output_file = "<REPLACE WITH THE LOCATION OF YOUR OUTPUT FILE>" # Example: C:\\myresults.csv
input_blob_name = "mydatablob.csv"
output_blob_name = "myresultsblob.csv"
def printHttpError(httpError):
print("The request failed with status code: " + str(httpError.code))
print(httpError.info())
print(json.loads(httpError.read()))
return
def saveBlobToFile(blobUrl, resultsLabel):
print("Reading the result from " + blobUrl)
try:
    response = urllib2.urlopen(blobUrl)
except urllib2.HTTPError, error:
    printHttpError(error)
    return
with open(output_file, "wb+") as f:
    f.write(response.read())
print(resultsLabel + " have been written to the file " + output_file)
return
def processResults(result):
first = True
results = result["Results"]
for outputName in results:
    result_blob_location = results[outputName]
    sas_token = result_blob_location["SasBlobToken"]
    base_url = result_blob_location["BaseLocation"]
    relative_url = result_blob_location["RelativeLocation"]
    print("The results for " + outputName + " are available at the following Azure Storage location:")
    print("BaseLocation: " + base_url)
    print("RelativeLocation: " + relative_url)
    print("SasBlobToken: " + sas_token)
    if (first):
        first = False
        url3 = base_url + relative_url + sas_token
        saveBlobToFile(url3, "The results for " + outputName)
return

def invokeBatchExecutionService():
url = "https://ussouthcentral.services.azureml.net/workspaces/" + workspace +"/services/" + service +"/jobs"

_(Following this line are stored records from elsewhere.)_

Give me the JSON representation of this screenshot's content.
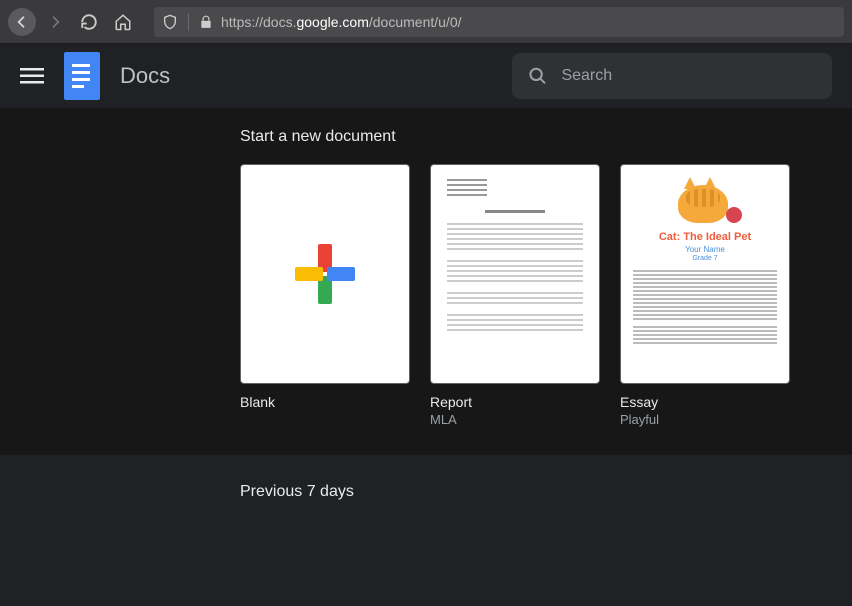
{
  "browser": {
    "url_prefix": "https://docs.",
    "url_domain": "google.com",
    "url_suffix": "/document/u/0/"
  },
  "header": {
    "app_title": "Docs",
    "search_placeholder": "Search"
  },
  "templates": {
    "section_title": "Start a new document",
    "items": [
      {
        "name": "Blank",
        "subtitle": ""
      },
      {
        "name": "Report",
        "subtitle": "MLA"
      },
      {
        "name": "Essay",
        "subtitle": "Playful"
      }
    ],
    "essay_preview": {
      "title": "Cat: The Ideal Pet",
      "subtitle": "Your Name",
      "grade": "Grade 7"
    }
  },
  "recent": {
    "section_title": "Previous 7 days"
  }
}
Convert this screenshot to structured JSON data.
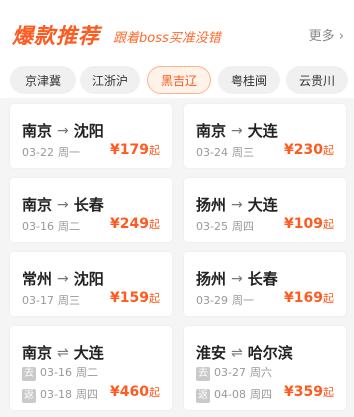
{
  "header": {
    "title": "爆款推荐",
    "slogan": "跟着boss买准没错",
    "more": "更多 ›"
  },
  "tabs": [
    {
      "label": "京津冀"
    },
    {
      "label": "江浙沪"
    },
    {
      "label": "黑吉辽",
      "active": true
    },
    {
      "label": "粤桂闽"
    },
    {
      "label": "云贵川"
    }
  ],
  "cards": [
    {
      "from": "南京",
      "to": "沈阳",
      "arrow": "→",
      "date": "03-22",
      "weekday": "周一",
      "price": "¥179",
      "unit": "起"
    },
    {
      "from": "南京",
      "to": "大连",
      "arrow": "→",
      "date": "03-24",
      "weekday": "周三",
      "price": "¥230",
      "unit": "起"
    },
    {
      "from": "南京",
      "to": "长春",
      "arrow": "→",
      "date": "03-16",
      "weekday": "周二",
      "price": "¥249",
      "unit": "起"
    },
    {
      "from": "扬州",
      "to": "大连",
      "arrow": "→",
      "date": "03-25",
      "weekday": "周四",
      "price": "¥109",
      "unit": "起"
    },
    {
      "from": "常州",
      "to": "沈阳",
      "arrow": "→",
      "date": "03-17",
      "weekday": "周三",
      "price": "¥159",
      "unit": "起"
    },
    {
      "from": "扬州",
      "to": "长春",
      "arrow": "→",
      "date": "03-29",
      "weekday": "周一",
      "price": "¥169",
      "unit": "起"
    },
    {
      "from": "南京",
      "to": "大连",
      "arrow": "⇌",
      "go_badge": "去",
      "go_date": "03-16",
      "go_weekday": "周二",
      "ret_badge": "返",
      "ret_date": "03-18",
      "ret_weekday": "周四",
      "price": "¥460",
      "unit": "起"
    },
    {
      "from": "淮安",
      "to": "哈尔滨",
      "arrow": "⇌",
      "go_badge": "去",
      "go_date": "03-27",
      "go_weekday": "周六",
      "ret_badge": "返",
      "ret_date": "04-08",
      "ret_weekday": "周四",
      "price": "¥359",
      "unit": "起"
    }
  ]
}
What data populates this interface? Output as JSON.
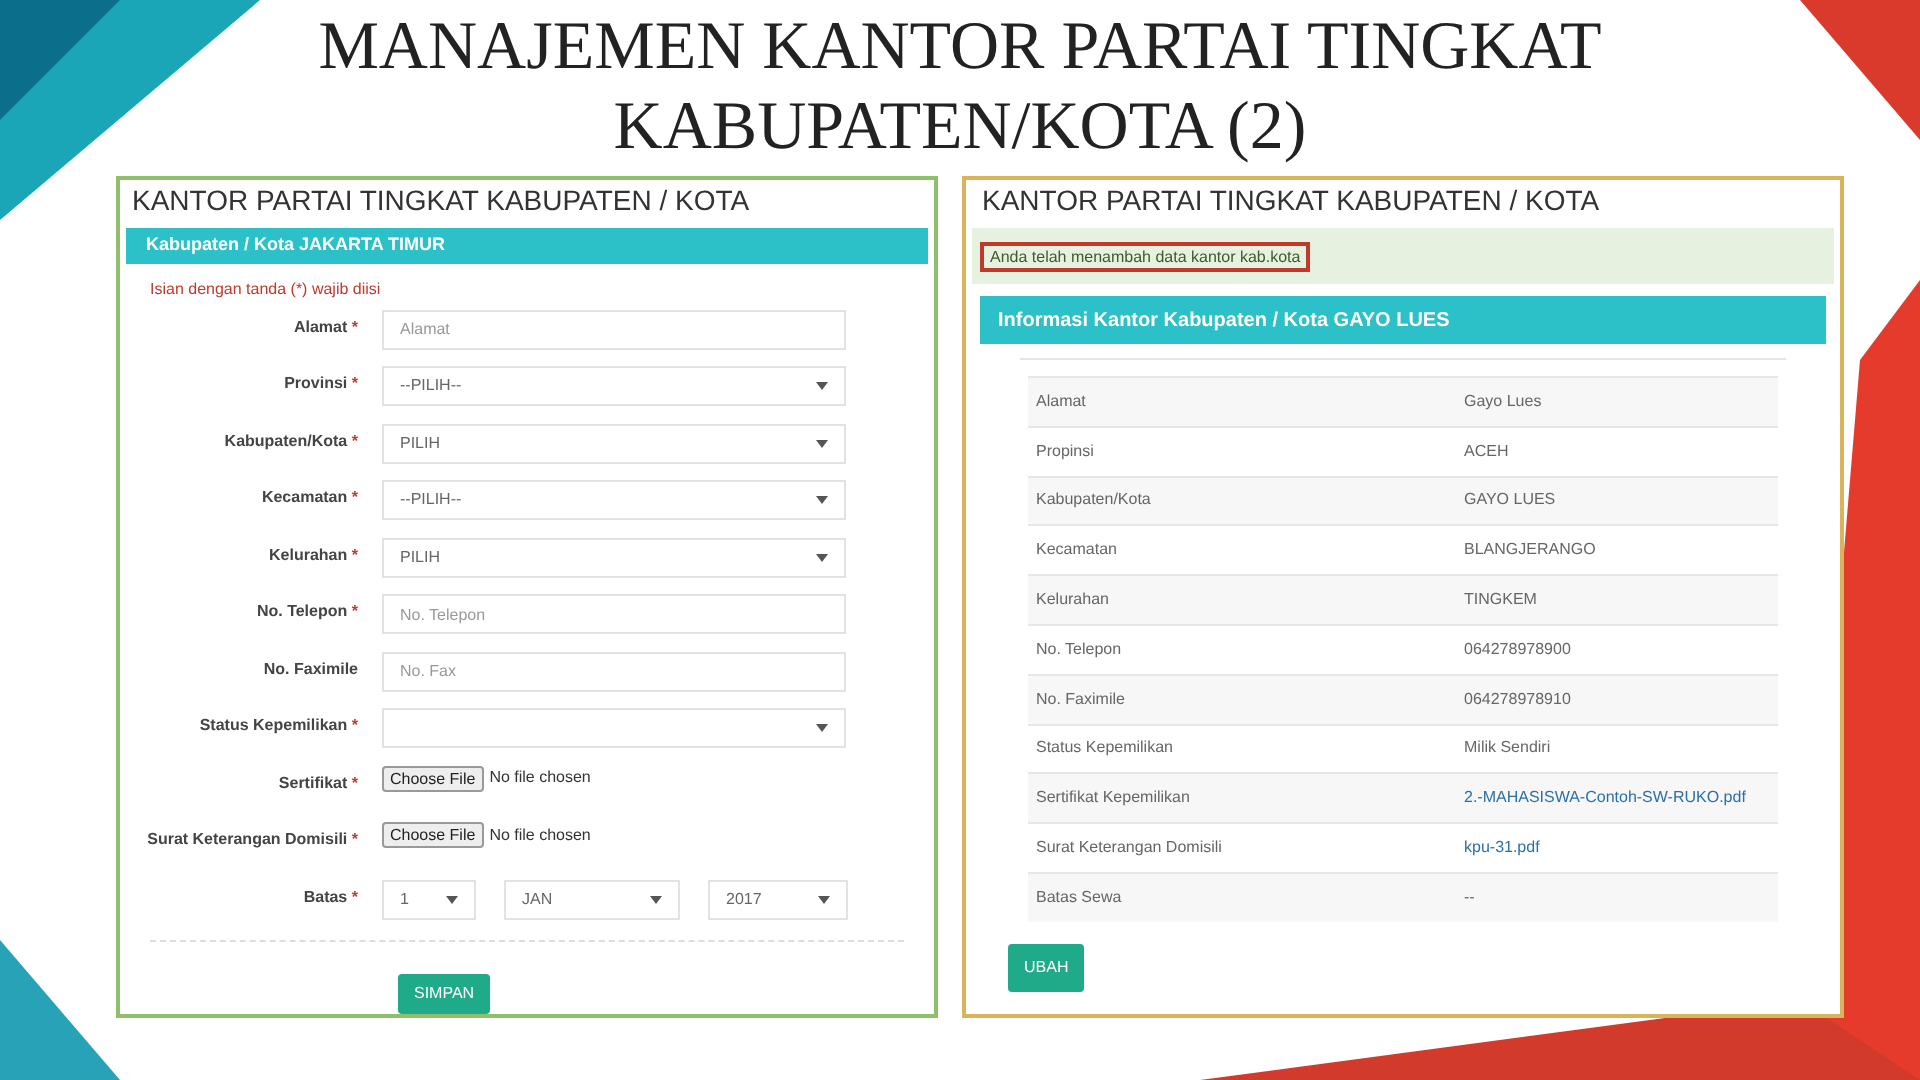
{
  "slide_title": "MANAJEMEN KANTOR PARTAI TINGKAT KABUPATEN/KOTA (2)",
  "form_panel": {
    "title": "KANTOR PARTAI TINGKAT KABUPATEN / KOTA",
    "header": "Kabupaten / Kota JAKARTA TIMUR",
    "note": "Isian dengan tanda (*) wajib diisi",
    "fields": [
      {
        "label": "Alamat",
        "mark": "*",
        "kind": "input",
        "placeholder": "Alamat"
      },
      {
        "label": "Provinsi",
        "mark": "*",
        "kind": "select",
        "value": "--PILIH--"
      },
      {
        "label": "Kabupaten/Kota",
        "mark": "*",
        "kind": "select",
        "value": "PILIH"
      },
      {
        "label": "Kecamatan",
        "mark": "*",
        "kind": "select",
        "value": "--PILIH--"
      },
      {
        "label": "Kelurahan",
        "mark": "*",
        "kind": "select",
        "value": "PILIH"
      },
      {
        "label": "No. Telepon",
        "mark": "*",
        "kind": "input",
        "placeholder": "No. Telepon"
      },
      {
        "label": "No. Faximile",
        "kind": "input",
        "placeholder": "No. Fax"
      },
      {
        "label": "Status Kepemilikan",
        "mark": "*",
        "kind": "select"
      },
      {
        "label": "Sertifikat",
        "mark": "*",
        "kind": "file",
        "button": "Choose File",
        "status": "No file chosen"
      },
      {
        "label": "Surat Keterangan Domisili",
        "mark": "*",
        "kind": "file",
        "button": "Choose File",
        "status": "No file chosen"
      },
      {
        "label": "Batas",
        "mark": "*",
        "kind": "date",
        "parts": [
          "1",
          "JAN",
          "2017"
        ]
      }
    ],
    "submit": "SIMPAN"
  },
  "info_panel": {
    "title": "KANTOR PARTAI TINGKAT KABUPATEN / KOTA",
    "alert": "Anda telah menambah data kantor kab.kota",
    "header": "Informasi Kantor Kabupaten / Kota GAYO LUES",
    "rows": [
      {
        "label": "Alamat",
        "value": "Gayo Lues",
        "link": false
      },
      {
        "label": "Propinsi",
        "value": "ACEH",
        "link": false
      },
      {
        "label": "Kabupaten/Kota",
        "value": "GAYO LUES",
        "link": false
      },
      {
        "label": "Kecamatan",
        "value": "BLANGJERANGO",
        "link": false
      },
      {
        "label": "Kelurahan",
        "value": "TINGKEM",
        "link": false
      },
      {
        "label": "No. Telepon",
        "value": "064278978900",
        "link": false
      },
      {
        "label": "No. Faximile",
        "value": "064278978910",
        "link": false
      },
      {
        "label": "Status Kepemilikan",
        "value": "Milik Sendiri",
        "link": false
      },
      {
        "label": "Sertifikat Kepemilikan",
        "value": "2.-MAHASISWA-Contoh-SW-RUKO.pdf",
        "link": true
      },
      {
        "label": "Surat Keterangan Domisili",
        "value": "kpu-31.pdf",
        "link": true
      },
      {
        "label": "Batas Sewa",
        "value": "--",
        "link": false
      }
    ],
    "edit": "UBAH"
  }
}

blob_service = BlobService(account_name=storage_account_name, account_key=storage_account_key)
print("Uploading the input to blob storage...")
data_to_upload = open(input_file, "r").read()
blob_service.put_blob(storage_container_name, input_blob_name, data_to_upload, x_ms_blob_type="BlockBlob")
print "Uploaded the input to blob storage"
input_blob_path = "/" + storage_container_name + "/" + input_blob_name
connection_string = "DefaultEndpointsProtocol=https;AccountName=" + storage_account_name + ";AccountKey=" + storage_account_key
payload =  {
    "Input": {
        "ConnectionString": connection_string,
        "RelativeLocation": input_blob_path
    },
    "Outputs": {
        "output1": { "ConnectionString": connection_string, "RelativeLocation": "/" + storage_container_name + "/" + output_blob_name },
    },
    "GlobalParameters": {
    }
}
    body = str.encode(json.dumps(payload))
headers = { "Content-Type":"application/json", "Authorization":("Bearer " + api_key)}
print("Submitting the job...")
# submit the job
req = urllib2.Request(url + "?api-version=2.0", body, headers)
try:
    response = urllib2.urlopen(req)
except urllib2.HTTPError, error:
    printHttpError(error)
    return
result = response.read()
job_id = result[1:-1] # remove the enclosing double-quotes
print("Job ID: " + job_id)
# start the job
print("Starting the job...")
req = urllib2.Request(url + "/" + job_id + "/start?api-version=2.0", "", headers)
try:
    response = urllib2.urlopen(req)
except urllib2.HTTPError, error:
    printHttpError(error)
    return
url2 = url + "/" + job_id + "?api-version=2.0"

while True:
    print("Checking the job status...")
    # If you are using Python 3+, replace urllib2 with urllib.request in the following code
    req = urllib2.Request(url2, headers = { "Authorization":("Bearer " + api_key) })
    try:
        response = urllib2.urlopen(req)
    except urllib2.HTTPError, error:
        printHttpError(error)
        return
    result = json.loads(response.read())
    status = result["StatusCode"]
    print "status:" + status
    if (status == 0 or status == "NotStarted"):
        print("Job " + job_id + " not yet started...")
    elif (status == 1 or status == "Running"):
        print("Job " + job_id + " running...")
    elif (status == 2 or status == "Failed"):
        print("Job " + job_id + " failed!")
        print("Error details: " + result["Details"])
        break
    elif (status == 3 or status == "Cancelled"):
        print("Job " + job_id + " cancelled!")
        break
    elif (status == 4 or status == "Finished"):
        print("Job " + job_id + " finished!")
        processResults(result)
        break
    time.sleep(1) # wait one second
return
invokeBatchExecutionService()